Old Lahore is a hub of commercial activity, with a number of shops, vendors, and bazaars lining most areas around the Walled City. Some shops and stands encroach on public pathways, making it difficult for residents and visitors to walk around. “The first step involved creating a plan and deciding on preservation work on some designated areas. Under the auspices of the Aga Khan foundation, we put together a team of people and they selected an area which is called the Shahi Guzergah. This was taken up as a pilot project to not only investigate but to evolve a conservation plan and have it documented,” explains Qureshi. The trail was named Shahi Guzargah; some of the historians report that it was used by the Mughal emperors and their entourages.

Mosque Interior

Image Credit: Zareen Muzaffar

“Shahi Guzergah was one of the most difficult areas to select, and the choice of selection and criteria was not perhaps very wisely chosen. And that is one of the reasons why it has taken them so long to implement,” says Qureshi. “A lot of people asked why this area was chosen. Once you do an intervention of a large scale urban development you try to select a pilot project which is very simple to do. You experiment with a simple area and then go on to a more complicated one.”

Due to extraordinary structures such as the Wazir Khan mosque, the area also has a lot of businesses in the vicinity that had to be relocated for the ongoing renovation and preservation efforts. It has taken many years for the plan to be implemented because of a range of persistent problems in the neighborhood.

These are various interventions of a larger program. According to Qureshi, the Punjab government has a larger plan where they want to evolve the garden spaces and have them integrated with the old city. There are some sections that are being funded by the Punjab government and being realigned with the routes and traffic management.
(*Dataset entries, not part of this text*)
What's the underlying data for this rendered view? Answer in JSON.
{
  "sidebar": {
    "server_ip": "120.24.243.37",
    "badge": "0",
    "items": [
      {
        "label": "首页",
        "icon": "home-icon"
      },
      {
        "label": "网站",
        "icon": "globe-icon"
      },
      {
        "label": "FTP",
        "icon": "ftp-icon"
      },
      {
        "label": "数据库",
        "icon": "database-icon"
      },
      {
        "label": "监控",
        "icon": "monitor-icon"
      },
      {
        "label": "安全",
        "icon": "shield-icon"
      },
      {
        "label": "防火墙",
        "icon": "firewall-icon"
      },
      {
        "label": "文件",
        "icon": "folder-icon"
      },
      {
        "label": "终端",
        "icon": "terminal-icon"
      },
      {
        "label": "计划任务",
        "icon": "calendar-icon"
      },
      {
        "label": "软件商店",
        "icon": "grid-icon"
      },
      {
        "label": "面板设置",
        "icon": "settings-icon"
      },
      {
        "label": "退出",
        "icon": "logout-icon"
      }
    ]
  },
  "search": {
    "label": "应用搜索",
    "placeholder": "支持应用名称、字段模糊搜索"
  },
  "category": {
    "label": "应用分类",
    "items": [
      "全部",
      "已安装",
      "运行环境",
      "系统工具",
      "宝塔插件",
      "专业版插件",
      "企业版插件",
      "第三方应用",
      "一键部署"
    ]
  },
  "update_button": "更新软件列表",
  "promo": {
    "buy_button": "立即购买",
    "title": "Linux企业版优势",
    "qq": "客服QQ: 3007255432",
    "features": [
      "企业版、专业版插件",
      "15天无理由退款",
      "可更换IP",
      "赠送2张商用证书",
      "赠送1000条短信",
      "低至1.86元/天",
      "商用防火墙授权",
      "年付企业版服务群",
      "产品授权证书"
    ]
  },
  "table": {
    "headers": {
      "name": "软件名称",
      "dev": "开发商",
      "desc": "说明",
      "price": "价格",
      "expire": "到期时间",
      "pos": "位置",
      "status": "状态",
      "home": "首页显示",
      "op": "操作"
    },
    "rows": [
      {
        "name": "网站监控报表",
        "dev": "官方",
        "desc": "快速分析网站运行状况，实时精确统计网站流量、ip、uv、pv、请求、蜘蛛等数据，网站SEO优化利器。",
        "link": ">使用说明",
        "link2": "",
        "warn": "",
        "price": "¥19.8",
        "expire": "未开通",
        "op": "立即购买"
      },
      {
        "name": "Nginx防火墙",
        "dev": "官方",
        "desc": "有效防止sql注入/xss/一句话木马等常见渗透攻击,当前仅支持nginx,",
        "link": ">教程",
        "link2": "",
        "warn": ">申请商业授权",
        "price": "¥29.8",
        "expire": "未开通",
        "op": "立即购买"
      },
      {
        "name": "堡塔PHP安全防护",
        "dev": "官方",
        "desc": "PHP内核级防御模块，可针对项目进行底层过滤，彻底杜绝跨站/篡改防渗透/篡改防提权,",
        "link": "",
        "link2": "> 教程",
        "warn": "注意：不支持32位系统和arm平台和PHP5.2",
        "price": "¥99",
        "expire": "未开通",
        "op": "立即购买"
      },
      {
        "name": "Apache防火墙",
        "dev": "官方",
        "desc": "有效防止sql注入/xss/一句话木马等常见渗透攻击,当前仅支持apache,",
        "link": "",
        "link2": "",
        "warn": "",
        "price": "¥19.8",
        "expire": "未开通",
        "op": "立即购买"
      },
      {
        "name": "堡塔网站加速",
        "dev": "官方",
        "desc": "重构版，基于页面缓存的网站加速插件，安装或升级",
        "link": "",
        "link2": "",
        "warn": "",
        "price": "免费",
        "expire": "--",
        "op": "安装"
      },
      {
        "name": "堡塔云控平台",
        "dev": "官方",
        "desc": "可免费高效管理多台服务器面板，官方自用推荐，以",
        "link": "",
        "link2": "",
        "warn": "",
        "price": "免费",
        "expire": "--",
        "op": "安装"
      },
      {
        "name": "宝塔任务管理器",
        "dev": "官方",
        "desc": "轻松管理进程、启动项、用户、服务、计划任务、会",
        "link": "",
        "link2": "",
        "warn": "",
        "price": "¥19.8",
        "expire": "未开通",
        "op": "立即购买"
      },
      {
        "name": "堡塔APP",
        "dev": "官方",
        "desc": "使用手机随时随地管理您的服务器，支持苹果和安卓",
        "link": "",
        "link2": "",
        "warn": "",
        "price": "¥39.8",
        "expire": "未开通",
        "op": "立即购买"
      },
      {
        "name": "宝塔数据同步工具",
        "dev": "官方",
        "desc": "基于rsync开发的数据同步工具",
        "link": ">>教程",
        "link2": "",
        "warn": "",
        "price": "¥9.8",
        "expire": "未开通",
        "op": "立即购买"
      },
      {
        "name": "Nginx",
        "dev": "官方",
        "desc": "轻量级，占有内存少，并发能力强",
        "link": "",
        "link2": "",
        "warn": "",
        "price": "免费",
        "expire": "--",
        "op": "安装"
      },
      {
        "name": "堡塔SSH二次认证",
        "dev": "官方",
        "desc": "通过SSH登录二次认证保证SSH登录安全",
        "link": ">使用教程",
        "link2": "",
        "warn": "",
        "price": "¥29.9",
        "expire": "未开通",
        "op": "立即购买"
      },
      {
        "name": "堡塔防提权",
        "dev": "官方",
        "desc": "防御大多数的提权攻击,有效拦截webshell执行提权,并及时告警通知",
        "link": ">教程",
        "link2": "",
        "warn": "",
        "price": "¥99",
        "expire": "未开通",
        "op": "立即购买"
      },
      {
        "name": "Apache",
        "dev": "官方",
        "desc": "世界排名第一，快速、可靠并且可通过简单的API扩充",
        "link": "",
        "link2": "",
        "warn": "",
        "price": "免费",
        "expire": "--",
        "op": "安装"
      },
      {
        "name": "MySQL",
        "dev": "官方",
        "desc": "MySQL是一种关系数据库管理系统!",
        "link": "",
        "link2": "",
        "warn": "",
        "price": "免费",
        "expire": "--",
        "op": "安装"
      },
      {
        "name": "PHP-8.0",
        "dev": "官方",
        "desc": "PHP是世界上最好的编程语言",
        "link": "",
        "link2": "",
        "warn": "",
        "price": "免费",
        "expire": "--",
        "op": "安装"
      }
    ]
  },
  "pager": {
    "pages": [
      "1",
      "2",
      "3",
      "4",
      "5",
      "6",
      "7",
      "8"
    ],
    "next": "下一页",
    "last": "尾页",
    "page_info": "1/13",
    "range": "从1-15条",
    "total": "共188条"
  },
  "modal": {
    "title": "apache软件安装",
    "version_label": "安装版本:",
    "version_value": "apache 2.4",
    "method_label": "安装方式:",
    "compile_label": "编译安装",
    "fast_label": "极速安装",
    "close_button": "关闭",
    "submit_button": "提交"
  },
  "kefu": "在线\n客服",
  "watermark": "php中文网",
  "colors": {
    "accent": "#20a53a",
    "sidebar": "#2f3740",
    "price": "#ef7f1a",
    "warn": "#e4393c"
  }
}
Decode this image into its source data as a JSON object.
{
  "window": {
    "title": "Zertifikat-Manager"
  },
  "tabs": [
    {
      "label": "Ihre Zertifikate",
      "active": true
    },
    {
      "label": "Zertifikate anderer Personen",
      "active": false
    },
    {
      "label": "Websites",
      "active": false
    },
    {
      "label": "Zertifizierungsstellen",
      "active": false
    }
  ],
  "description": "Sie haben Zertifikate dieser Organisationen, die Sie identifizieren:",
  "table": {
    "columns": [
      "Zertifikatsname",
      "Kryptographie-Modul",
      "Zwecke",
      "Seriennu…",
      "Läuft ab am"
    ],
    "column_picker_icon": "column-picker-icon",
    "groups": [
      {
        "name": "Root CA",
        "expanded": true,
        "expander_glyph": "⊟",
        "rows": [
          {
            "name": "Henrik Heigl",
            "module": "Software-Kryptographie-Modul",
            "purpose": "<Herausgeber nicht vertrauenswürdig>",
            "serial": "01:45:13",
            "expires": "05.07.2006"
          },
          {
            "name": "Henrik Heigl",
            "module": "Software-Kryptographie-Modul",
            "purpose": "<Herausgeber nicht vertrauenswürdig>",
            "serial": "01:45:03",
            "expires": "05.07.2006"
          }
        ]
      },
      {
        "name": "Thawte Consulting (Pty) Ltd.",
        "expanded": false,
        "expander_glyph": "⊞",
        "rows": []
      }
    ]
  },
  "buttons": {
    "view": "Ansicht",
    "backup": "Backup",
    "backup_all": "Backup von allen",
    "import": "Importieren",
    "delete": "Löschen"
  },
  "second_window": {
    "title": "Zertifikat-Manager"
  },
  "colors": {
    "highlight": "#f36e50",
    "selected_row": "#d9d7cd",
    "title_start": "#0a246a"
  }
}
The Walled City Authority offers various curated tourist experiences for locals and foreigners. The guided tours are planned according to routes, for instance, one route covers all major sites such as Delhi Gate, Shahi Hammam, Wazir Khan Mosque. After covering all designated areas, it ends at the popular Food Street. The tours offer visitors a vantage view of all the old city has to offer.